Food - Drink
Emily Dickinson's Famous Black Cake
Emily Dickinson’s poetry only gained worldwide acclaim after her death, but she was fairly well-known for making candies and baked goods while she was alive. Dickinson was a woman of many talents, and recipes she used to make food to send to loved ones still hold up today, especially her recipe for "black cake."
The Washington Post reports that the dried fruit filling for this cake consists of raisins, currants, apricots, prunes, pears, pitted dates, and brandy. This filling is folded into a batter made with 13 eggs, cinnamon, cloves, ground mace, fresh nutmeg, cardamom, ginger, vanilla, and burnt molasses, the last of which gives the cake its dark color.
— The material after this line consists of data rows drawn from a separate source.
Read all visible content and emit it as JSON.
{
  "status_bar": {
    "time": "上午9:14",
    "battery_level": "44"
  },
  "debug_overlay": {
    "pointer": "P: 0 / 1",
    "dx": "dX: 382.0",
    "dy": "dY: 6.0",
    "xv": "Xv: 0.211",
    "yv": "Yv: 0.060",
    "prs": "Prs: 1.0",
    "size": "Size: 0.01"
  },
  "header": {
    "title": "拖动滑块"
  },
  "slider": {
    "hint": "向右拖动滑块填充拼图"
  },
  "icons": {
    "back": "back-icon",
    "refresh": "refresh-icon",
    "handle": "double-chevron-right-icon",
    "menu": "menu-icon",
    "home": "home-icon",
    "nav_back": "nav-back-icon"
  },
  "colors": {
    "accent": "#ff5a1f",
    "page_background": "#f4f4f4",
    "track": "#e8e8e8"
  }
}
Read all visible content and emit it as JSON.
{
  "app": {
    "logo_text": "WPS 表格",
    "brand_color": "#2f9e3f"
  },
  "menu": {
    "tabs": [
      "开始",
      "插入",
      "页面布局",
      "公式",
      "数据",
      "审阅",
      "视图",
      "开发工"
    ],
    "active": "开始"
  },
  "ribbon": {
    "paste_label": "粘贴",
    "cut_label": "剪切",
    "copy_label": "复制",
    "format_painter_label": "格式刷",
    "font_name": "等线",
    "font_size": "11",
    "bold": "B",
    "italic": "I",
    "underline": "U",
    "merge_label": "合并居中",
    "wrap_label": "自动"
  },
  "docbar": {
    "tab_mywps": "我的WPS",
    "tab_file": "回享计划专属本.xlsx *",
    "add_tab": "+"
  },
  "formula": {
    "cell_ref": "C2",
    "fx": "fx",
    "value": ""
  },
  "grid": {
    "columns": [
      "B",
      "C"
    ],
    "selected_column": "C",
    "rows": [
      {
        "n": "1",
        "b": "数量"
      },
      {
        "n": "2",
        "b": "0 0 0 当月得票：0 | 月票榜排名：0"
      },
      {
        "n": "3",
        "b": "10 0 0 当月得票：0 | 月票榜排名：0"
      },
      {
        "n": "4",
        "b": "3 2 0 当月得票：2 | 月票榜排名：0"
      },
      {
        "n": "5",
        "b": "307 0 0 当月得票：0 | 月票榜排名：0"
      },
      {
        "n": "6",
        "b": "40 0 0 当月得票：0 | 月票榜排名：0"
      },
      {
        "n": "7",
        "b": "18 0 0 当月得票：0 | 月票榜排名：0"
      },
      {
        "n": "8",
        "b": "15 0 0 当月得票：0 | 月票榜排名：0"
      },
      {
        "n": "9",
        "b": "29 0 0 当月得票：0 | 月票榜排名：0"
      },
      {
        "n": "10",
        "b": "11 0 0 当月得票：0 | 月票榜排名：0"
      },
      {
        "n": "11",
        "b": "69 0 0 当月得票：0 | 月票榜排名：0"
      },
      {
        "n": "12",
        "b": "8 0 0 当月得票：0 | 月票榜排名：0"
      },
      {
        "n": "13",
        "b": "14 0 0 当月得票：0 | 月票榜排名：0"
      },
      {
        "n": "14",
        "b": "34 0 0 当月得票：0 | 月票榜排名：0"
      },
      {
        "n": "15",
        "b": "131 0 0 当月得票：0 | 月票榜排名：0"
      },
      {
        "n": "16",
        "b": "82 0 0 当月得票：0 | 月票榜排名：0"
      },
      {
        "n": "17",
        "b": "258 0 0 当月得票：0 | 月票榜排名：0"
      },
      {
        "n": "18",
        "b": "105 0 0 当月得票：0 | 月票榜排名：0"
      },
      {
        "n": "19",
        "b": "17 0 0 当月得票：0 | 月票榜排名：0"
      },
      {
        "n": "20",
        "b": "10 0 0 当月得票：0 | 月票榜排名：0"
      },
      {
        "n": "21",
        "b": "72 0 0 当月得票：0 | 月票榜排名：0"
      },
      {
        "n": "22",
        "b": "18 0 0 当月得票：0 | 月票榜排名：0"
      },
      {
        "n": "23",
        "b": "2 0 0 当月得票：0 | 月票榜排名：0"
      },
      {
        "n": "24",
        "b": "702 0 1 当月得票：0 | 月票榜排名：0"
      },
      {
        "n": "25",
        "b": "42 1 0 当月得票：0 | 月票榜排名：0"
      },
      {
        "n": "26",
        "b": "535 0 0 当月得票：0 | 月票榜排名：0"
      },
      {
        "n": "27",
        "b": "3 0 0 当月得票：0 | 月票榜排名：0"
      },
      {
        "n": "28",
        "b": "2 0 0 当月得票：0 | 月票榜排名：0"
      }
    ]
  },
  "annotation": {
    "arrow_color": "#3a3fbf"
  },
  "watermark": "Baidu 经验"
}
The finished cake weighed 20 pounds total, and needed to be soaked in liquor for at least a month before eating. This black cake tastes fruity, moist, and subtly boozy and bitter, and was meant to be baked for the holiday season; the recipe was preserved because Dickinson shared it with a close confidant, Nellie Sweetser, in 1883.